*** Opening of INFORMATION SUPPLIED ***

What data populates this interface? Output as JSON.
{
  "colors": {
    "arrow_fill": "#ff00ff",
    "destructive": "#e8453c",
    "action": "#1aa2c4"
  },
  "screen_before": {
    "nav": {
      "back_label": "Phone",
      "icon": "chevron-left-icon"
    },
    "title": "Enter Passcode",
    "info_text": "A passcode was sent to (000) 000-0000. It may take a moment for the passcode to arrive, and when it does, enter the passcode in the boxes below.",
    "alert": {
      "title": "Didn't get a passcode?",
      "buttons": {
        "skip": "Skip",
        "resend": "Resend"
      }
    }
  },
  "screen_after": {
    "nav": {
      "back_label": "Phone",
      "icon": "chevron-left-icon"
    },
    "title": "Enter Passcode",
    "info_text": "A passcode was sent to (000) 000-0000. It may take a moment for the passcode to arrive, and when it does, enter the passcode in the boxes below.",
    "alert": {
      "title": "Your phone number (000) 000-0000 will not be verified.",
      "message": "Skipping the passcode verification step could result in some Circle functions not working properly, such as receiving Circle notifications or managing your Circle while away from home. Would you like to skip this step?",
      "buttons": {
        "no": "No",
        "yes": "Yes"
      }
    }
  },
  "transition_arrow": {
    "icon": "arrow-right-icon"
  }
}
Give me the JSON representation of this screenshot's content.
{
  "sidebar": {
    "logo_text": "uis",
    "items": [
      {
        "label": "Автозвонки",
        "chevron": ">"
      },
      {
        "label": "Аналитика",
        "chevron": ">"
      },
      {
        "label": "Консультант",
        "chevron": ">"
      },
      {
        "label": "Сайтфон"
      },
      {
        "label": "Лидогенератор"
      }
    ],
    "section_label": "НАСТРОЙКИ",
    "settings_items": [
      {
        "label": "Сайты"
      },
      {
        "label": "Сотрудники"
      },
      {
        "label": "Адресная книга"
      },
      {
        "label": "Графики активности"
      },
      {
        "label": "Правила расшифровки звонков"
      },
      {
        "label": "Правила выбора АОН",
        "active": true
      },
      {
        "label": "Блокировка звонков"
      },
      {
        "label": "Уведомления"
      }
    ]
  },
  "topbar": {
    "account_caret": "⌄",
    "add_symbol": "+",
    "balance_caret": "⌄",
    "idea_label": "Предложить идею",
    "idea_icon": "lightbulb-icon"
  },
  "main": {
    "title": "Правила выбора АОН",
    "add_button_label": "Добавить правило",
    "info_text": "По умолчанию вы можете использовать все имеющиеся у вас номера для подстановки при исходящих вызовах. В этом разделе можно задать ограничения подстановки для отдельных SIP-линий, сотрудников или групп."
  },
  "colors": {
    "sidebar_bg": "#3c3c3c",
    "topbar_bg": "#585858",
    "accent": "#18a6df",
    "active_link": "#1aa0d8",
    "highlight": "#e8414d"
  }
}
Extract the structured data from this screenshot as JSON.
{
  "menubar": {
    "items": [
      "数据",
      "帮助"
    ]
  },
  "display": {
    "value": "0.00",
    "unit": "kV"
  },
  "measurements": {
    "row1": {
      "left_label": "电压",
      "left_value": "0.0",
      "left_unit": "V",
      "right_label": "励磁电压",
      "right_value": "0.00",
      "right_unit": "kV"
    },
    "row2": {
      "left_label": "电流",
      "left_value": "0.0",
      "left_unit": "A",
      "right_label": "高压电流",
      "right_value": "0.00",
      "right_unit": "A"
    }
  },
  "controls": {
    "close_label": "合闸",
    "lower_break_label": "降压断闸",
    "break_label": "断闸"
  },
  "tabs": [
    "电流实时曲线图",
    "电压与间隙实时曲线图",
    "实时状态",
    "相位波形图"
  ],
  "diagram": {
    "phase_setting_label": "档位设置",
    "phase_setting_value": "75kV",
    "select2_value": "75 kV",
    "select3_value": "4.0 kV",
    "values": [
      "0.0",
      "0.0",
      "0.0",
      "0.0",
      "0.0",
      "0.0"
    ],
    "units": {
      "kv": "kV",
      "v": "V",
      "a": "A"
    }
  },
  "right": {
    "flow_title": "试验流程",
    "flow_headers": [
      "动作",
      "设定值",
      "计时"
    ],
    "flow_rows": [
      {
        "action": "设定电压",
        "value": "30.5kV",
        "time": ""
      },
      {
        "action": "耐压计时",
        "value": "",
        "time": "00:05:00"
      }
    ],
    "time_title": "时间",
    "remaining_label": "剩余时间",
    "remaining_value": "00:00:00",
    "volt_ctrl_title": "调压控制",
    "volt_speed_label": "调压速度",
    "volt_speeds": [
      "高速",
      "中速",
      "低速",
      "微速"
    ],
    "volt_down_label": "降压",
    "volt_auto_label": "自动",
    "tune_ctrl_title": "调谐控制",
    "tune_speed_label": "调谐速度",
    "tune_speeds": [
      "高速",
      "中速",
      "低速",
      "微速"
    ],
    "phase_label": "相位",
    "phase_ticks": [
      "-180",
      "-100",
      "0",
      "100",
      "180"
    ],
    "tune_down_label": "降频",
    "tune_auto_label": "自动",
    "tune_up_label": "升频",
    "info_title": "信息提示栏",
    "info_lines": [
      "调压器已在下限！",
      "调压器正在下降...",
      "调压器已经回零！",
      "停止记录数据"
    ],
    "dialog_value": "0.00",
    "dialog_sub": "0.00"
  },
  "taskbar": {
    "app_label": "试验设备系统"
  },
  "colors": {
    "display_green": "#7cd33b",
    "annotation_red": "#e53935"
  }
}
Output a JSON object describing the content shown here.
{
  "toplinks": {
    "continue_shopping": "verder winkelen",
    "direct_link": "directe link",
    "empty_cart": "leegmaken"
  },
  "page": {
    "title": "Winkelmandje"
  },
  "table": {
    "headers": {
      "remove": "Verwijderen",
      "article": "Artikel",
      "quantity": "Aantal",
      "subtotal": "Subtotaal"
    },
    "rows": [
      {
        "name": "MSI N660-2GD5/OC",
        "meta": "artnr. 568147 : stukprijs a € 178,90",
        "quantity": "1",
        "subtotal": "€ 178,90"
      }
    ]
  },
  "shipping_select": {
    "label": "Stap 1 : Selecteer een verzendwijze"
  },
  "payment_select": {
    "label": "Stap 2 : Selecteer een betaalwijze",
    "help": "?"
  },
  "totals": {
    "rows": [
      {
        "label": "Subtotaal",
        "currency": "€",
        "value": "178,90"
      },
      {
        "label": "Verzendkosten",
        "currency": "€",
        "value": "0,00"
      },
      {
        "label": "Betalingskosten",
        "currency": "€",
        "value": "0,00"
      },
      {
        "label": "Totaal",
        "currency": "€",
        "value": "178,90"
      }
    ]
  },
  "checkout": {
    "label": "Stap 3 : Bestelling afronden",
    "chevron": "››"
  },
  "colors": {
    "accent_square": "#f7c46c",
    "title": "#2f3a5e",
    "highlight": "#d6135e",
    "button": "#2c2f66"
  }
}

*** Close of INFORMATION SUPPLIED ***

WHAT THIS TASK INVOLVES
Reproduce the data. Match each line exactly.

WRITTEN ANSWER
What data populates this interface? Output as JSON.
{
  "colors": {
    "arrow_fill": "#ff00ff",
    "destructive": "#e8453c",
    "action": "#1aa2c4"
  },
  "screen_before": {
    "nav": {
      "back_label": "Phone",
      "icon": "chevron-left-icon"
    },
    "title": "Enter Passcode",
    "info_text": "A passcode was sent to (000) 000-0000. It may take a moment for the passcode to arrive, and when it does, enter the passcode in the boxes below.",
    "alert": {
      "title": "Didn't get a passcode?",
      "buttons": {
        "skip": "Skip",
        "resend": "Resend"
      }
    }
  },
  "screen_after": {
    "nav": {
      "back_label": "Phone",
      "icon": "chevron-left-icon"
    },
    "title": "Enter Passcode",
    "info_text": "A passcode was sent to (000) 000-0000. It may take a moment for the passcode to arrive, and when it does, enter the passcode in the boxes below.",
    "alert": {
      "title": "Your phone number (000) 000-0000 will not be verified.",
      "message": "Skipping the passcode verification step could result in some Circle functions not working properly, such as receiving Circle notifications or managing your Circle while away from home. Would you like to skip this step?",
      "buttons": {
        "no": "No",
        "yes": "Yes"
      }
    }
  },
  "transition_arrow": {
    "icon": "arrow-right-icon"
  }
}
Give me the JSON representation of this screenshot's content.
{
  "sidebar": {
    "logo_text": "uis",
    "items": [
      {
        "label": "Автозвонки",
        "chevron": ">"
      },
      {
        "label": "Аналитика",
        "chevron": ">"
      },
      {
        "label": "Консультант",
        "chevron": ">"
      },
      {
        "label": "Сайтфон"
      },
      {
        "label": "Лидогенератор"
      }
    ],
    "section_label": "НАСТРОЙКИ",
    "settings_items": [
      {
        "label": "Сайты"
      },
      {
        "label": "Сотрудники"
      },
      {
        "label": "Адресная книга"
      },
      {
        "label": "Графики активности"
      },
      {
        "label": "Правила расшифровки звонков"
      },
      {
        "label": "Правила выбора АОН",
        "active": true
      },
      {
        "label": "Блокировка звонков"
      },
      {
        "label": "Уведомления"
      }
    ]
  },
  "topbar": {
    "account_caret": "⌄",
    "add_symbol": "+",
    "balance_caret": "⌄",
    "idea_label": "Предложить идею",
    "idea_icon": "lightbulb-icon"
  },
  "main": {
    "title": "Правила выбора АОН",
    "add_button_label": "Добавить правило",
    "info_text": "По умолчанию вы можете использовать все имеющиеся у вас номера для подстановки при исходящих вызовах. В этом разделе можно задать ограничения подстановки для отдельных SIP-линий, сотрудников или групп."
  },
  "colors": {
    "sidebar_bg": "#3c3c3c",
    "topbar_bg": "#585858",
    "accent": "#18a6df",
    "active_link": "#1aa0d8",
    "highlight": "#e8414d"
  }
}
Extract the structured data from this screenshot as JSON.
{
  "menubar": {
    "items": [
      "数据",
      "帮助"
    ]
  },
  "display": {
    "value": "0.00",
    "unit": "kV"
  },
  "measurements": {
    "row1": {
      "left_label": "电压",
      "left_value": "0.0",
      "left_unit": "V",
      "right_label": "励磁电压",
      "right_value": "0.00",
      "right_unit": "kV"
    },
    "row2": {
      "left_label": "电流",
      "left_value": "0.0",
      "left_unit": "A",
      "right_label": "高压电流",
      "right_value": "0.00",
      "right_unit": "A"
    }
  },
  "controls": {
    "close_label": "合闸",
    "lower_break_label": "降压断闸",
    "break_label": "断闸"
  },
  "tabs": [
    "电流实时曲线图",
    "电压与间隙实时曲线图",
    "实时状态",
    "相位波形图"
  ],
  "diagram": {
    "phase_setting_label": "档位设置",
    "phase_setting_value": "75kV",
    "select2_value": "75 kV",
    "select3_value": "4.0 kV",
    "values": [
      "0.0",
      "0.0",
      "0.0",
      "0.0",
      "0.0",
      "0.0"
    ],
    "units": {
      "kv": "kV",
      "v": "V",
      "a": "A"
    }
  },
  "right": {
    "flow_title": "试验流程",
    "flow_headers": [
      "动作",
      "设定值",
      "计时"
    ],
    "flow_rows": [
      {
        "action": "设定电压",
        "value": "30.5kV",
        "time": ""
      },
      {
        "action": "耐压计时",
        "value": "",
        "time": "00:05:00"
      }
    ],
    "time_title": "时间",
    "remaining_label": "剩余时间",
    "remaining_value": "00:00:00",
    "volt_ctrl_title": "调压控制",
    "volt_speed_label": "调压速度",
    "volt_speeds": [
      "高速",
      "中速",
      "低速",
      "微速"
    ],
    "volt_down_label": "降压",
    "volt_auto_label": "自动",
    "tune_ctrl_title": "调谐控制",
    "tune_speed_label": "调谐速度",
    "tune_speeds": [
      "高速",
      "中速",
      "低速",
      "微速"
    ],
    "phase_label": "相位",
    "phase_ticks": [
      "-180",
      "-100",
      "0",
      "100",
      "180"
    ],
    "tune_down_label": "降频",
    "tune_auto_label": "自动",
    "tune_up_label": "升频",
    "info_title": "信息提示栏",
    "info_lines": [
      "调压器已在下限！",
      "调压器正在下降...",
      "调压器已经回零！",
      "停止记录数据"
    ],
    "dialog_value": "0.00",
    "dialog_sub": "0.00"
  },
  "taskbar": {
    "app_label": "试验设备系统"
  },
  "colors": {
    "display_green": "#7cd33b",
    "annotation_red": "#e53935"
  }
}
Output a JSON object describing the content shown here.
{
  "toplinks": {
    "continue_shopping": "verder winkelen",
    "direct_link": "directe link",
    "empty_cart": "leegmaken"
  },
  "page": {
    "title": "Winkelmandje"
  },
  "table": {
    "headers": {
      "remove": "Verwijderen",
      "article": "Artikel",
      "quantity": "Aantal",
      "subtotal": "Subtotaal"
    },
    "rows": [
      {
        "name": "MSI N660-2GD5/OC",
        "meta": "artnr. 568147 : stukprijs a € 178,90",
        "quantity": "1",
        "subtotal": "€ 178,90"
      }
    ]
  },
  "shipping_select": {
    "label": "Stap 1 : Selecteer een verzendwijze"
  },
  "payment_select": {
    "label": "Stap 2 : Selecteer een betaalwijze",
    "help": "?"
  },
  "totals": {
    "rows": [
      {
        "label": "Subtotaal",
        "currency": "€",
        "value": "178,90"
      },
      {
        "label": "Verzendkosten",
        "currency": "€",
        "value": "0,00"
      },
      {
        "label": "Betalingskosten",
        "currency": "€",
        "value": "0,00"
      },
      {
        "label": "Totaal",
        "currency": "€",
        "value": "178,90"
      }
    ]
  },
  "checkout": {
    "label": "Stap 3 : Bestelling afronden",
    "chevron": "››"
  },
  "colors": {
    "accent_square": "#f7c46c",
    "title": "#2f3a5e",
    "highlight": "#d6135e",
    "button": "#2c2f66"
  }
}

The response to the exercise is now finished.